*** Begin section ***

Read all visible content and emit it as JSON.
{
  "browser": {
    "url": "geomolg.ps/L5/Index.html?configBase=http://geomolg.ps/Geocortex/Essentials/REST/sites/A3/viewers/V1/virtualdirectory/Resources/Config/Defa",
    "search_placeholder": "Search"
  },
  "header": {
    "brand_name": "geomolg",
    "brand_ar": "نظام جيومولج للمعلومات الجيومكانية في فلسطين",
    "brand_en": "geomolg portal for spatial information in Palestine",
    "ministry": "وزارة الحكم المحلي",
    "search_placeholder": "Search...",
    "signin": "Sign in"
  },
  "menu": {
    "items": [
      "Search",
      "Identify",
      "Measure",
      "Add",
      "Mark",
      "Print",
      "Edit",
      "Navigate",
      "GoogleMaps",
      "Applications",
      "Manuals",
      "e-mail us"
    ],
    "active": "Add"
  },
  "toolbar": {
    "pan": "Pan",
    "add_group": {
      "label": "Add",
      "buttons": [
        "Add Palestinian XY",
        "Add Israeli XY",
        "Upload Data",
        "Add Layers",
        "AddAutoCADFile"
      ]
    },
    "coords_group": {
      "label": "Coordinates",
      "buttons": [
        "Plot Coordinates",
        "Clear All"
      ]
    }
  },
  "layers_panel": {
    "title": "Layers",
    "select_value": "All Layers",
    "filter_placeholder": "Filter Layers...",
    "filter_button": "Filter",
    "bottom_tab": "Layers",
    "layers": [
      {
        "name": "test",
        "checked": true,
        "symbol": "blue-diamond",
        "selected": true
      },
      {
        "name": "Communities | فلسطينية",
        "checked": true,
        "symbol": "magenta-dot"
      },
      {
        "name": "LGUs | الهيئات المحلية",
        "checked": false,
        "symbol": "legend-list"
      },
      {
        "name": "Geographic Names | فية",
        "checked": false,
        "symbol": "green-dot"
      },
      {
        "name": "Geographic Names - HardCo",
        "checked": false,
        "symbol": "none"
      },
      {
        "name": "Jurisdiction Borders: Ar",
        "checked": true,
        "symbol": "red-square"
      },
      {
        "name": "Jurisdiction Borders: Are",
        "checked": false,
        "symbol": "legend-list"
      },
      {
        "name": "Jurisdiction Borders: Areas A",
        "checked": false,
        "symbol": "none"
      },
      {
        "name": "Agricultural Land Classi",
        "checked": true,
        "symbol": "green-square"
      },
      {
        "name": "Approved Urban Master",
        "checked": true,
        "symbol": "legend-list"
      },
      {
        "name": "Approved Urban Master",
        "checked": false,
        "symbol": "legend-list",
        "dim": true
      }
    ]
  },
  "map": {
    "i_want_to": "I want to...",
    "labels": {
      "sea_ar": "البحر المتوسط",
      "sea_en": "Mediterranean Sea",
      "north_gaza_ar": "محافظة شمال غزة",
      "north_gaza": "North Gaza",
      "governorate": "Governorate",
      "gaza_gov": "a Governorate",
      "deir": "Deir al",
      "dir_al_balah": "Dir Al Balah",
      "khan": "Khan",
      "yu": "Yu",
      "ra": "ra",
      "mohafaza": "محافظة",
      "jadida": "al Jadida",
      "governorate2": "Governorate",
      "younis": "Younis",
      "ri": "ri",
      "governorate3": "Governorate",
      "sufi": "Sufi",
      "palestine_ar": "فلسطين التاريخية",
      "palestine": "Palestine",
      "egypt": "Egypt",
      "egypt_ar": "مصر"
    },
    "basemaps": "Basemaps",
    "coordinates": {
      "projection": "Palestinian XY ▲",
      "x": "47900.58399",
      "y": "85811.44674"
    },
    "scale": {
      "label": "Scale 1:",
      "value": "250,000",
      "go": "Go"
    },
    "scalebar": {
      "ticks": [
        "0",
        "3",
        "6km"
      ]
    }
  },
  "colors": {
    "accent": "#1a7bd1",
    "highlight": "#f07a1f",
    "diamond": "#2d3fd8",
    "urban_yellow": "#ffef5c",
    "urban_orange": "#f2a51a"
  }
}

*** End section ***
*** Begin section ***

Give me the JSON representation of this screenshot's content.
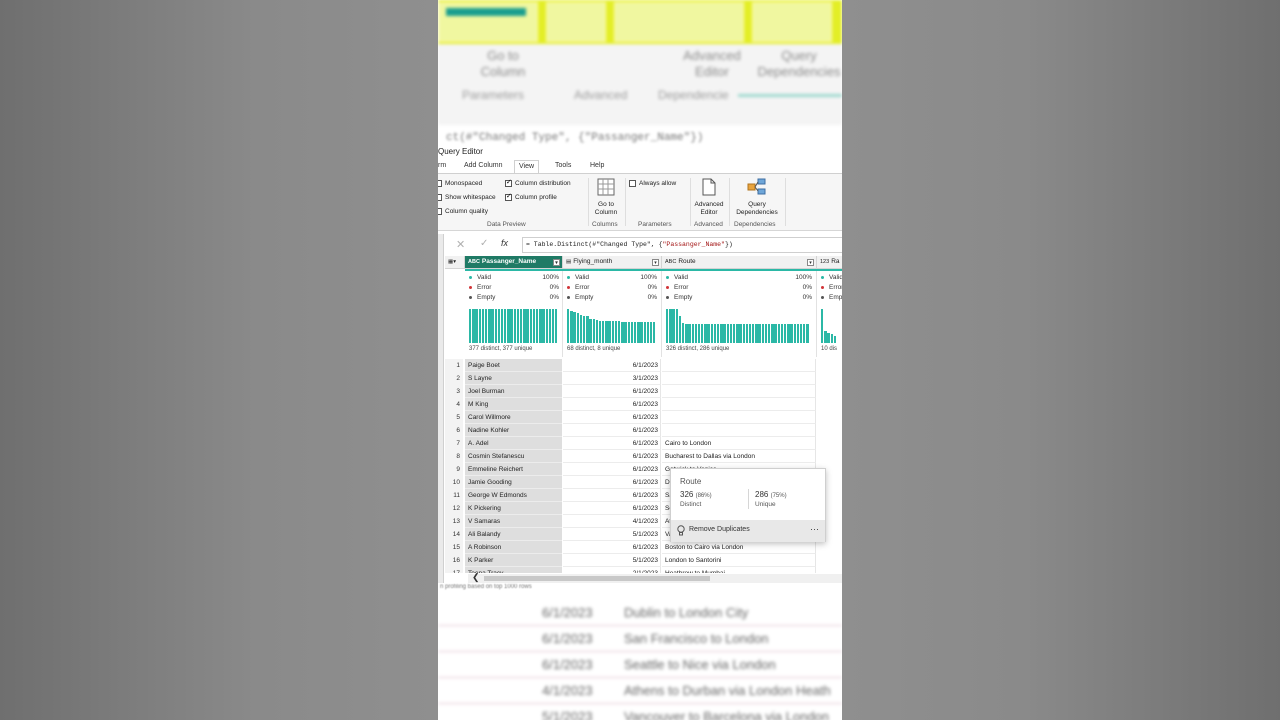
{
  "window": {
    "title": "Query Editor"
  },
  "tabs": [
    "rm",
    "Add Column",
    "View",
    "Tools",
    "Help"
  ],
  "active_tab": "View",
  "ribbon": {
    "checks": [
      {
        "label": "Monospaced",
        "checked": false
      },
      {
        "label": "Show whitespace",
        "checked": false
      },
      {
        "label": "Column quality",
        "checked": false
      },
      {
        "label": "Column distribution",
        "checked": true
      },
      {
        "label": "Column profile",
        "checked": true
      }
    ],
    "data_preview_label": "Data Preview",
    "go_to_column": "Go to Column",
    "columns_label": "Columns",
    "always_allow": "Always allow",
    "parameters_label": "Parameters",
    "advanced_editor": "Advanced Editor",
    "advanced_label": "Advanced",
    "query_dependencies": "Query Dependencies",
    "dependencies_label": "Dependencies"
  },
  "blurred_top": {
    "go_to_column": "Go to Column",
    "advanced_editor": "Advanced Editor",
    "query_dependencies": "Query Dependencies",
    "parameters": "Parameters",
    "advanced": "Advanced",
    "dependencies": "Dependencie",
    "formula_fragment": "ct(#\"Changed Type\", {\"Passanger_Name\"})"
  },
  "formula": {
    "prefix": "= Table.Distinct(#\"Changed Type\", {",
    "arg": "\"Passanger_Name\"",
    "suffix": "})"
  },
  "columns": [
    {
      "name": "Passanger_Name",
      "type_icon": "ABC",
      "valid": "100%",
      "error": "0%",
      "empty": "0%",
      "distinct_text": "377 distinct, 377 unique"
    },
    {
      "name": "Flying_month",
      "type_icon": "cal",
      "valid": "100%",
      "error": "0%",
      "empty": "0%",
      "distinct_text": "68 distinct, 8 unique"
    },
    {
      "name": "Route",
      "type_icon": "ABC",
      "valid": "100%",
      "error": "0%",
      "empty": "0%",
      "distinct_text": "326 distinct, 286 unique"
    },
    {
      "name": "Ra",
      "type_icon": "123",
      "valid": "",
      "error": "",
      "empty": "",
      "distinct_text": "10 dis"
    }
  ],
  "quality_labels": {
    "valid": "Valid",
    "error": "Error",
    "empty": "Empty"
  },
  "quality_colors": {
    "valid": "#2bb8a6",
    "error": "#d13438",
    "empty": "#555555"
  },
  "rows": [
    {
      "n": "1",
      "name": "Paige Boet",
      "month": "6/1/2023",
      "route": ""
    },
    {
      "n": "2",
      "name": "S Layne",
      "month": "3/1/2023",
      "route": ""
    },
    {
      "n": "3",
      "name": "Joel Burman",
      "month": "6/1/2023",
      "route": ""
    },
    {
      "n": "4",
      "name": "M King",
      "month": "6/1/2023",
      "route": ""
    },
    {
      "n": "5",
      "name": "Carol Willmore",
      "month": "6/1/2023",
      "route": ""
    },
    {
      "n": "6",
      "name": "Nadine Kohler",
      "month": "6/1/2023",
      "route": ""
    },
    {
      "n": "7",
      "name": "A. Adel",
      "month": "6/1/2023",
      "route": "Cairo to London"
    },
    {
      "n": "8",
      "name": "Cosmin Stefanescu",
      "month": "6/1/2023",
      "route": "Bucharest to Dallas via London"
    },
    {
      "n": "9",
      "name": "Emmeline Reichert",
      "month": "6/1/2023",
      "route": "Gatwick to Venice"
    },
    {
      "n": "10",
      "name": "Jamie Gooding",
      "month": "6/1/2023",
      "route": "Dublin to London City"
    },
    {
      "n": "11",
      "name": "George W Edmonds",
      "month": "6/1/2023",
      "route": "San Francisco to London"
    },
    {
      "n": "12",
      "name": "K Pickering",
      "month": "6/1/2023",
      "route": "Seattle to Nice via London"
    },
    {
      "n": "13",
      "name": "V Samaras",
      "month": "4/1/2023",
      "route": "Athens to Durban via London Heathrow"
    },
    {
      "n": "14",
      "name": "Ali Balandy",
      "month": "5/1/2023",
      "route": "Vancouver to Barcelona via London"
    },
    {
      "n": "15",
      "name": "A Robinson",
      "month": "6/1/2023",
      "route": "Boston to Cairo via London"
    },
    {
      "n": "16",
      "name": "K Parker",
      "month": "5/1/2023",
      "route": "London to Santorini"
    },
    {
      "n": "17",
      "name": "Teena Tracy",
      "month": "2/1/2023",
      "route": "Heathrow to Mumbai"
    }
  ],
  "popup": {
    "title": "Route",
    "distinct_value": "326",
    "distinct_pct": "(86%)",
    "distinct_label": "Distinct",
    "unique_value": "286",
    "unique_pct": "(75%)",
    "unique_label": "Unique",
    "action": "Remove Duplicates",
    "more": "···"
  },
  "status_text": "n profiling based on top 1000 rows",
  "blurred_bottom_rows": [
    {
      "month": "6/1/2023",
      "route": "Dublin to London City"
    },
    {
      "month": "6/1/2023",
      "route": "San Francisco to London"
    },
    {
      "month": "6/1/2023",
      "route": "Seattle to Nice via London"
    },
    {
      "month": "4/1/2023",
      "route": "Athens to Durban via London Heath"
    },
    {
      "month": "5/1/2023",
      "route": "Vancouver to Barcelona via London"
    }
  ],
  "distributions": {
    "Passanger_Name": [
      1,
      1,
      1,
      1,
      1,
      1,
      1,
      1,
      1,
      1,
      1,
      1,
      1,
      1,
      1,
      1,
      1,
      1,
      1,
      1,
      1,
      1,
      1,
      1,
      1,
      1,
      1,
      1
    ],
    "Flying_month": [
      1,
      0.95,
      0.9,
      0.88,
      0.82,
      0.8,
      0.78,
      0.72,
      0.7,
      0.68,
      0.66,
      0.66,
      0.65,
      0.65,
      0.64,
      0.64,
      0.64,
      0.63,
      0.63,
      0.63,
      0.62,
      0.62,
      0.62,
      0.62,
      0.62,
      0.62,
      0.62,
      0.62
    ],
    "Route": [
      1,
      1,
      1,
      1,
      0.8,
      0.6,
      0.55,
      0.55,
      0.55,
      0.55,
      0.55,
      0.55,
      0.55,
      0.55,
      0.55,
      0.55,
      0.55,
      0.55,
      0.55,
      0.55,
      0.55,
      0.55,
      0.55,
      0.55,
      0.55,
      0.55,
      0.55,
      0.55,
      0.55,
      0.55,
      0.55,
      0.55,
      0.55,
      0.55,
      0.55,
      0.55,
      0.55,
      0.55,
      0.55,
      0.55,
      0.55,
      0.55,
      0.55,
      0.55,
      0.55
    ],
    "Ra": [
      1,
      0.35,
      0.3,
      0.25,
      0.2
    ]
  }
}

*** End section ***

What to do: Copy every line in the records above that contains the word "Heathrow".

Task solution:
      "route": "Athens to Durban via London Heathrow"
      "route": "Heathrow to Mumbai"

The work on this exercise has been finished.